As real estate agents and brokers, you are hopefully well versed in the Fair Housing Act, which protects tenants and homeowners from discrimination.
A recent case of housing discrimination in Wisconsin serves as a poignant reminder that landlords and housing managers are not only responsible for providing housing fairly, but also for protecting tenants against hate and harassment based on factors such as race, religion, gender, or, in this case, disability.
The U.S. Department of Housing and Urban Development are charging the owners and managers of a Cross Plains, Wisconsin apartment building with violations of the Fair Housing Act.
According to the suit, William Ranguette and Candice Wood, owners and managers of the Applewood senior housing complex, failed to address the harassment of their tenants, a mother and daughter who were being harassed on the basis of their disabilities.
Tenants were taunted for being disabled

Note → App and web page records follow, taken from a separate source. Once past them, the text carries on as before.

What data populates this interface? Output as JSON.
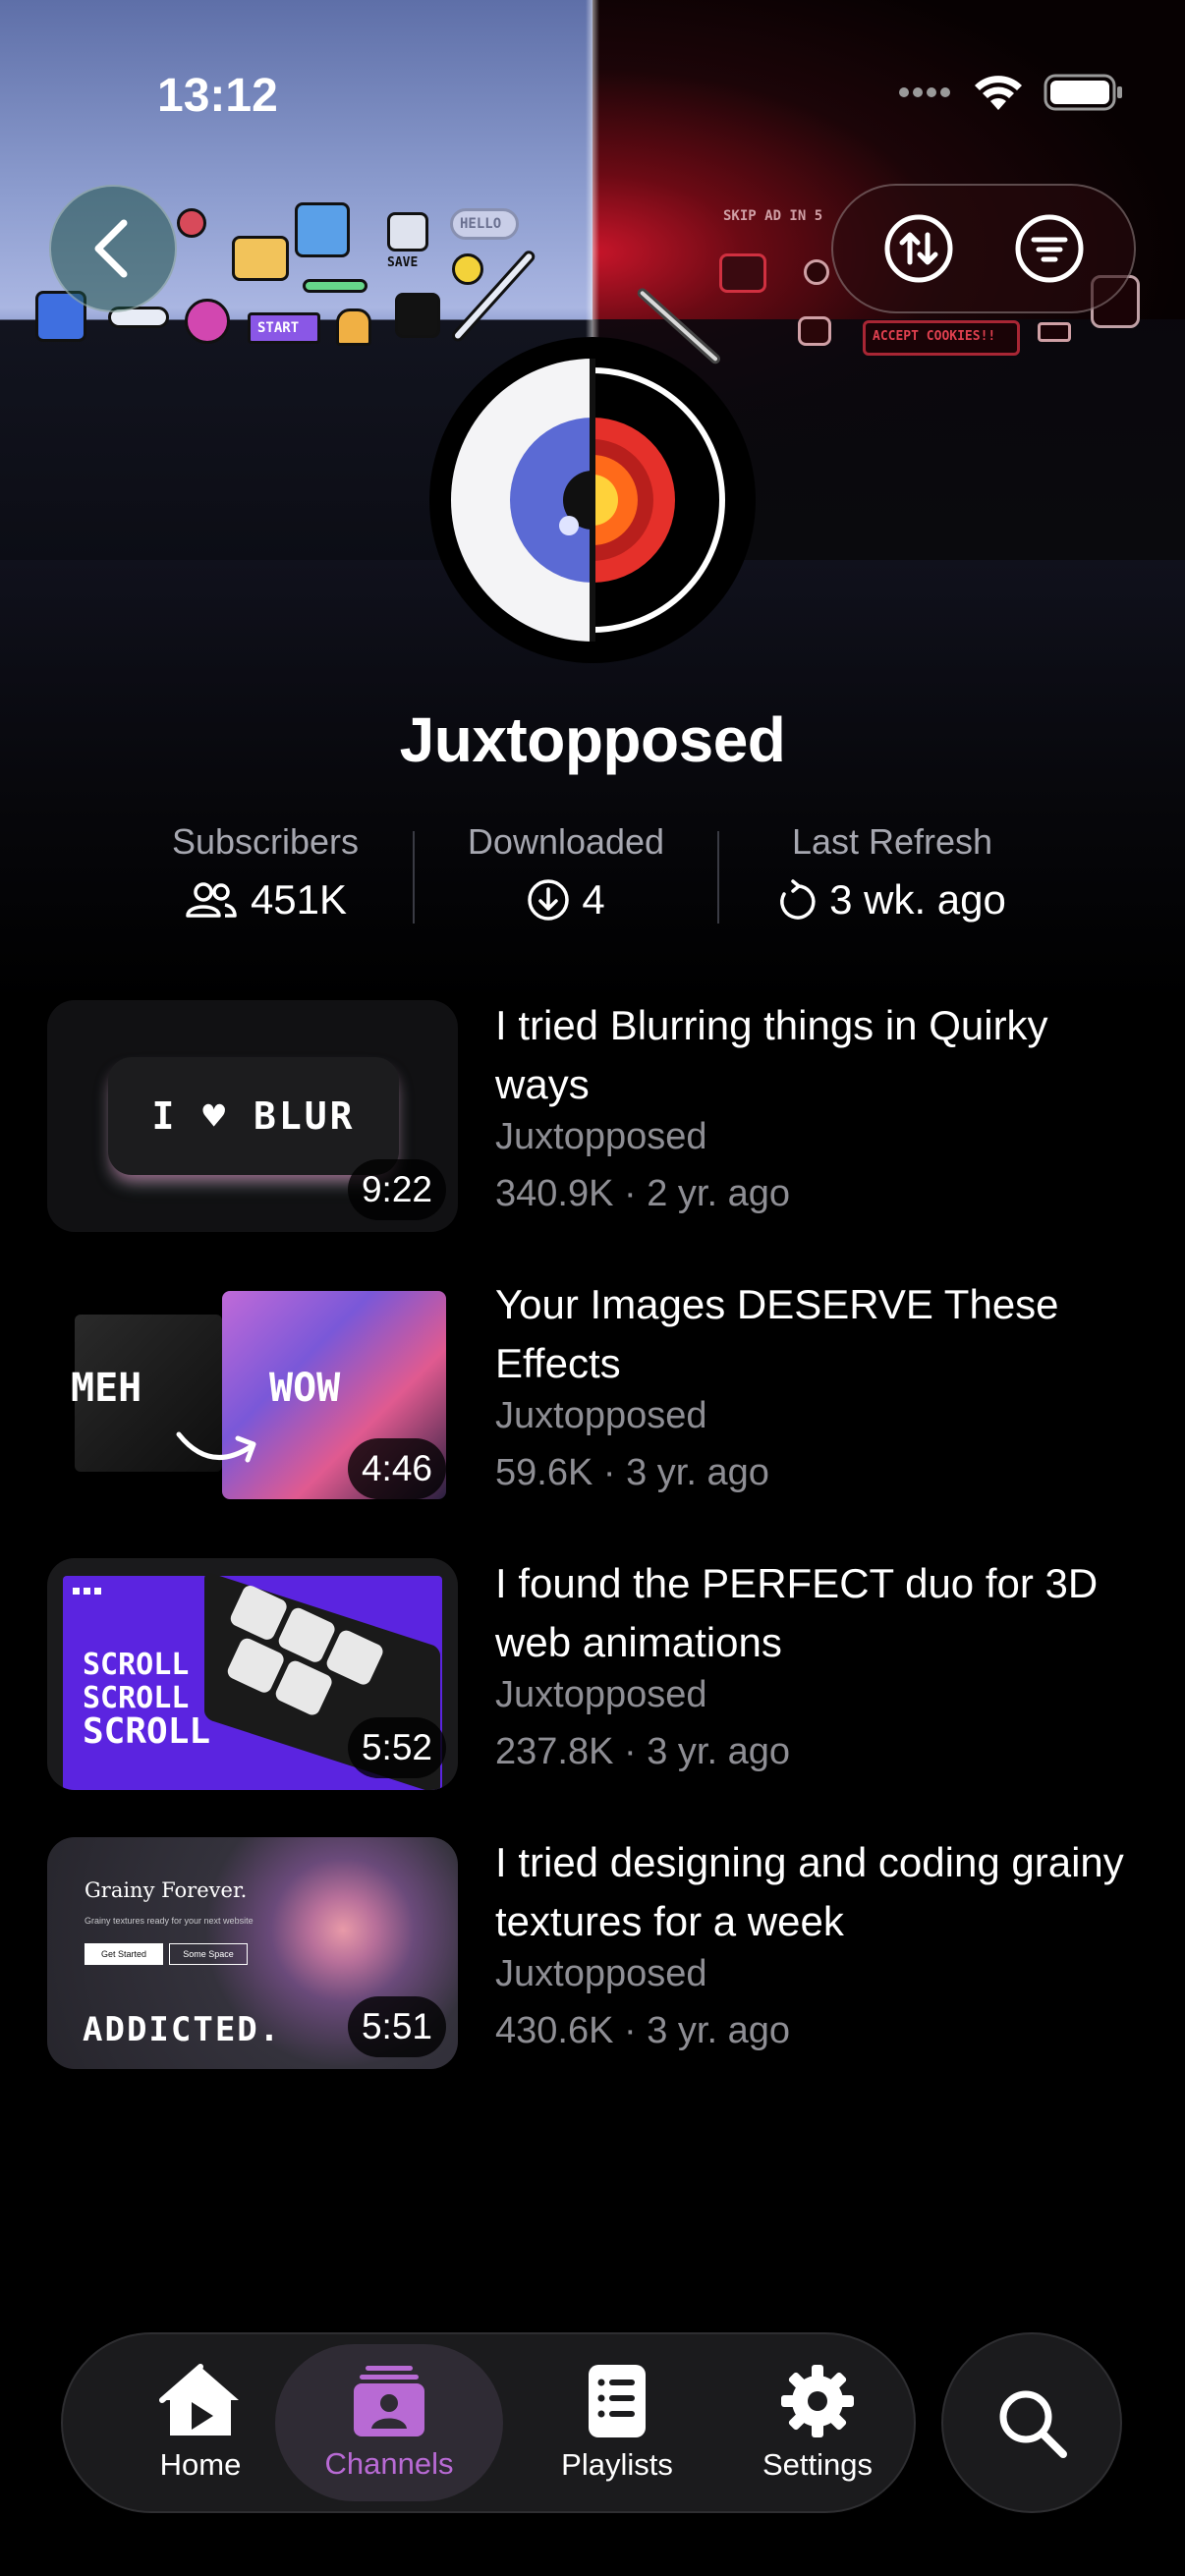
{
  "status_bar": {
    "time": "13:12"
  },
  "banner": {
    "left_labels": {
      "hello": "HELLO",
      "save": "SAVE",
      "start": "START"
    },
    "right_labels": {
      "skip_ad": "SKIP AD IN 5",
      "accept_cookies": "ACCEPT COOKIES!!"
    }
  },
  "channel": {
    "name": "Juxtopposed",
    "stats": [
      {
        "label": "Subscribers",
        "value": "451K",
        "icon": "people-icon"
      },
      {
        "label": "Downloaded",
        "value": "4",
        "icon": "download-circle-icon"
      },
      {
        "label": "Last Refresh",
        "value": "3 wk. ago",
        "icon": "refresh-icon"
      }
    ]
  },
  "videos": [
    {
      "title": "I tried Blurring things in Quirky ways",
      "channel": "Juxtopposed",
      "meta": "340.9K · 2 yr. ago",
      "duration": "9:22",
      "thumb_text": "I ♥ BLUR"
    },
    {
      "title": "Your Images DESERVE These Effects",
      "channel": "Juxtopposed",
      "meta": "59.6K · 3 yr. ago",
      "duration": "4:46",
      "thumb_left": "MEH",
      "thumb_right": "WOW"
    },
    {
      "title": "I found the PERFECT duo for 3D web animations",
      "channel": "Juxtopposed",
      "meta": "237.8K · 3 yr. ago",
      "duration": "5:52",
      "thumb_lines": [
        "SCROLL",
        "SCROLL",
        "SCROLL"
      ]
    },
    {
      "title": "I tried designing and coding grainy textures for a week",
      "channel": "Juxtopposed",
      "meta": "430.6K · 3 yr. ago",
      "duration": "5:51",
      "thumb_heading": "Grainy Forever.",
      "thumb_sub": "Grainy textures ready for your next website",
      "thumb_btn1": "Get Started",
      "thumb_btn2": "Some Space",
      "thumb_bottom": "ADDICTED."
    }
  ],
  "tabbar": {
    "tabs": [
      {
        "label": "Home",
        "icon": "home-play-icon",
        "active": false
      },
      {
        "label": "Channels",
        "icon": "channels-icon",
        "active": true
      },
      {
        "label": "Playlists",
        "icon": "playlists-icon",
        "active": false
      },
      {
        "label": "Settings",
        "icon": "gear-icon",
        "active": false
      }
    ],
    "search_icon": "search-icon"
  },
  "colors": {
    "accent": "#b86ad4",
    "secondary_text": "#8e8e94",
    "tab_bg": "#1b1b1d"
  }
}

The mother, who has cerebral palsy, and her daughter, who has Down’s Syndrome, reported that other tenants would follow them home and insult them, saying things like “you don’t belong here, you belong in an institution,” and hurling other abuses.
The mother reported these incidents to the local police, who issued warnings – but the harassment continued.

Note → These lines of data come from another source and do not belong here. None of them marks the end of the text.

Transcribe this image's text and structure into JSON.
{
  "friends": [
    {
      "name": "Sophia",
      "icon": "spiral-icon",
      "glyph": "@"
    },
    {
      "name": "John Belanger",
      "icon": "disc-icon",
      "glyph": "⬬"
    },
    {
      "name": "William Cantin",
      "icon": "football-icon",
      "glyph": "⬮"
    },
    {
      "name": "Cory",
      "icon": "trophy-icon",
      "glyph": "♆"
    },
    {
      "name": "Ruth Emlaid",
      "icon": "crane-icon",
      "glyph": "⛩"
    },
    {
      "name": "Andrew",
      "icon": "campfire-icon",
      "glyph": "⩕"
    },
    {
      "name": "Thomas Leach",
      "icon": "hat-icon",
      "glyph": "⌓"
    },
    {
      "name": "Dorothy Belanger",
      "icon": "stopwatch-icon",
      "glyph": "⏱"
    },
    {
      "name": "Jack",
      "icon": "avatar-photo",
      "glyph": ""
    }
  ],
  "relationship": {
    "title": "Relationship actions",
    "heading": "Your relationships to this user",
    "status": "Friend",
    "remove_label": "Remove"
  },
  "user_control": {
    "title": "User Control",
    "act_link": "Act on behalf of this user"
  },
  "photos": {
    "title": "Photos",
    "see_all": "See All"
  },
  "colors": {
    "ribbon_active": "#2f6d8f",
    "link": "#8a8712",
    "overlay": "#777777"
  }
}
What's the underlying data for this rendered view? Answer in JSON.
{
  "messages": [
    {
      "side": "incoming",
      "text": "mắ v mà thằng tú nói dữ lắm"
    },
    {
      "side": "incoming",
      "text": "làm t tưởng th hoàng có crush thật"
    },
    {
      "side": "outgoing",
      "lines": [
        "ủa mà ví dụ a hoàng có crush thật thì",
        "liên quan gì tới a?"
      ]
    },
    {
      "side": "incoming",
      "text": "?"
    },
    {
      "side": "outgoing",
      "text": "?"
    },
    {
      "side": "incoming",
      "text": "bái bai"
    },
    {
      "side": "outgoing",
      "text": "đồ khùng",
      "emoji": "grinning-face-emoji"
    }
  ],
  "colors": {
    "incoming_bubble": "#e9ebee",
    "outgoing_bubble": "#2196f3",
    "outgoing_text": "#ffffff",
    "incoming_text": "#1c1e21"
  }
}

When the tenant reported these incidents to the apartment managers, she was told that she was causing too much trouble and was pressured to move. The tenants received a notice that their lease would not be renewed, and they moved out.
Renters should never feel degraded

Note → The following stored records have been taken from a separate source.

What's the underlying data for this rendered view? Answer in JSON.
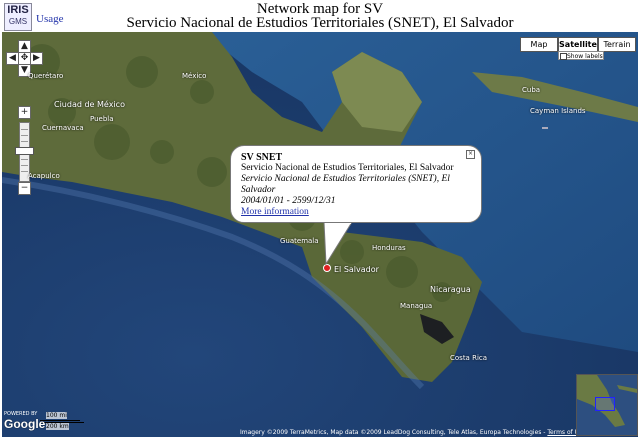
{
  "header": {
    "logo_line1": "IRIS",
    "logo_line2": "GMS",
    "usage_link": "Usage",
    "title": "Network map for SV",
    "subtitle": "Servicio Nacional de Estudios Territoriales (SNET), El Salvador"
  },
  "map_controls": {
    "pan_up": "▲",
    "pan_left": "◀",
    "pan_right": "▶",
    "pan_down": "▼",
    "pan_center": "✥",
    "zoom_in": "+",
    "zoom_out": "−",
    "zoom_level_fraction": 0.48
  },
  "map_types": {
    "map_label": "Map",
    "satellite_label": "Satellite",
    "terrain_label": "Terrain",
    "active": "Satellite",
    "show_labels": "Show labels",
    "show_labels_checked": true
  },
  "info_window": {
    "station": "SV SNET",
    "network_name": "Servicio Nacional de Estudios Territoriales, El Salvador",
    "operator": "Servicio Nacional de Estudios Territoriales (SNET), El Salvador",
    "dates": "2004/01/01 - 2599/12/31",
    "more_link": "More information",
    "close": "×"
  },
  "map_labels": {
    "queretaro": "Querétaro",
    "ciudad_mexico": "Ciudad de México",
    "puebla": "Puebla",
    "cuernavaca": "Cuernavaca",
    "acapulco": "Acapulco",
    "guatemala": "Guatemala",
    "honduras": "Honduras",
    "el_salvador": "El Salvador",
    "nicaragua": "Nicaragua",
    "managua": "Managua",
    "costa_rica": "Costa Rica",
    "cayman": "Cayman Islands",
    "mexico": "México",
    "cuba": "Cuba"
  },
  "scale": {
    "miles": "100 mi",
    "km": "200 km"
  },
  "footer": {
    "powered_by": "POWERED BY",
    "google": "Google",
    "copyright": "Imagery ©2009 TerraMetrics, Map data ©2009 LeadDog Consulting, Tele Atlas, Europa Technologies -",
    "terms": "Terms of Use"
  },
  "colors": {
    "ocean": "#1f3f6e",
    "land": "#5d6a3a",
    "link": "#2233aa",
    "marker": "#e02020"
  }
}
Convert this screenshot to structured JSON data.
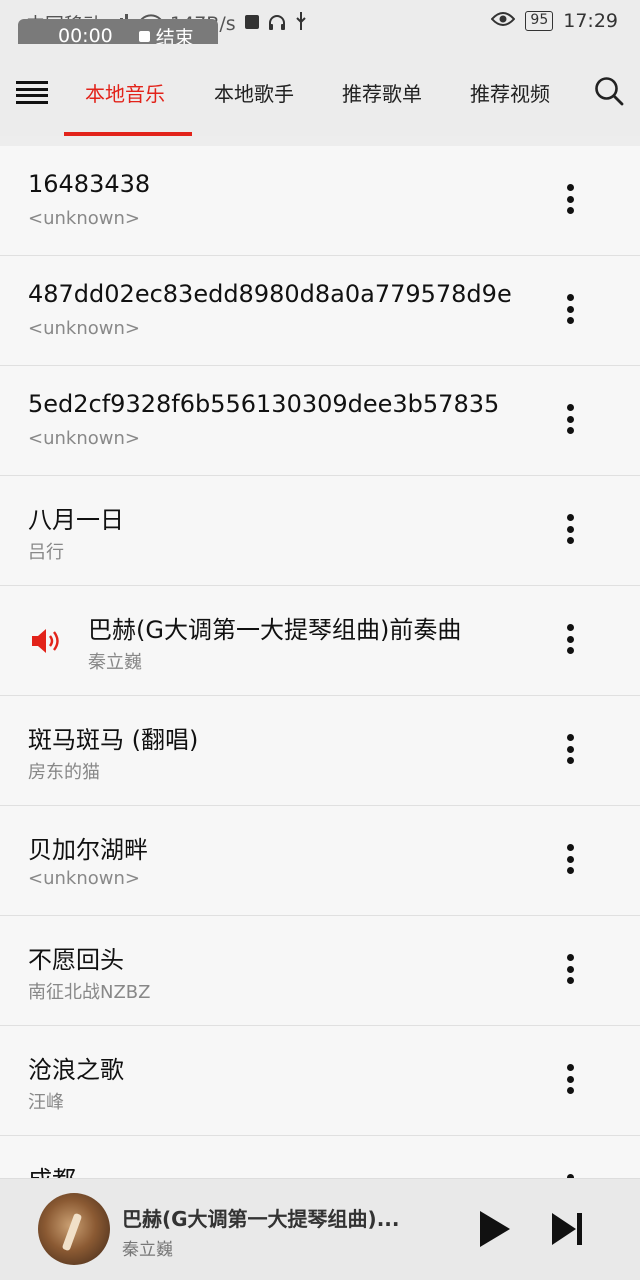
{
  "status_bar": {
    "carrier": "中国移动",
    "speed": "147B/s",
    "battery": "95",
    "time": "17:29"
  },
  "recording": {
    "time": "00:00",
    "stop_label": "结束"
  },
  "nav": {
    "tabs": [
      {
        "label": "本地音乐",
        "active": true
      },
      {
        "label": "本地歌手",
        "active": false
      },
      {
        "label": "推荐歌单",
        "active": false
      },
      {
        "label": "推荐视频",
        "active": false
      }
    ]
  },
  "songs": [
    {
      "title": "16483438",
      "artist": "<unknown>"
    },
    {
      "title": "487dd02ec83edd8980d8a0a779578d9e",
      "artist": "<unknown>"
    },
    {
      "title": "5ed2cf9328f6b556130309dee3b57835",
      "artist": "<unknown>"
    },
    {
      "title": "八月一日",
      "artist": "吕行"
    },
    {
      "title": "巴赫(G大调第一大提琴组曲)前奏曲",
      "artist": "秦立巍",
      "playing": true
    },
    {
      "title": "斑马斑马 (翻唱)",
      "artist": "房东的猫"
    },
    {
      "title": "贝加尔湖畔",
      "artist": "<unknown>"
    },
    {
      "title": "不愿回头",
      "artist": "南征北战NZBZ"
    },
    {
      "title": "沧浪之歌",
      "artist": "汪峰"
    },
    {
      "title": "成都",
      "artist": ""
    }
  ],
  "player": {
    "title": "巴赫(G大调第一大提琴组曲)...",
    "artist": "秦立巍"
  },
  "colors": {
    "accent": "#e2231a",
    "background": "#f7f7f7"
  },
  "icons": [
    "menu-icon",
    "search-icon",
    "speaker-icon",
    "more-vertical-icon",
    "play-icon",
    "next-track-icon"
  ]
}
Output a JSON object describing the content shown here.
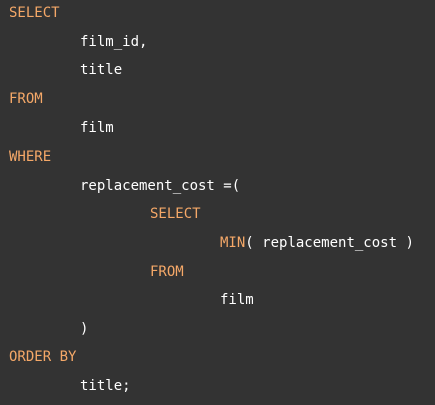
{
  "colors": {
    "background": "#333333",
    "keyword": "#f5a868",
    "text": "#ffffff"
  },
  "code": {
    "select": "SELECT",
    "col_film_id": "film_id,",
    "col_title": "title",
    "from": "FROM",
    "table_film": "film",
    "where": "WHERE",
    "where_cond": "replacement_cost =(",
    "sub_select": "SELECT",
    "sub_fn": "MIN",
    "sub_fn_args": "( replacement_cost )",
    "sub_from": "FROM",
    "sub_table": "film",
    "close_paren": ")",
    "order_by": "ORDER BY",
    "order_col": "title;"
  }
}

According to Housing and Urban Development assistant secretary Gustav Velasquez, “A person’s home should be where they feel the greatest level of comfort – not anguish and fear because of being subjected to humiliating and degrading comments.”
“Harassing a person because of their disability is not only disturbing, it is illegal,” Velasquez concludes.
It is likewise both heartless and illegal for a housing manager to refuse to intervene to prevent harassment.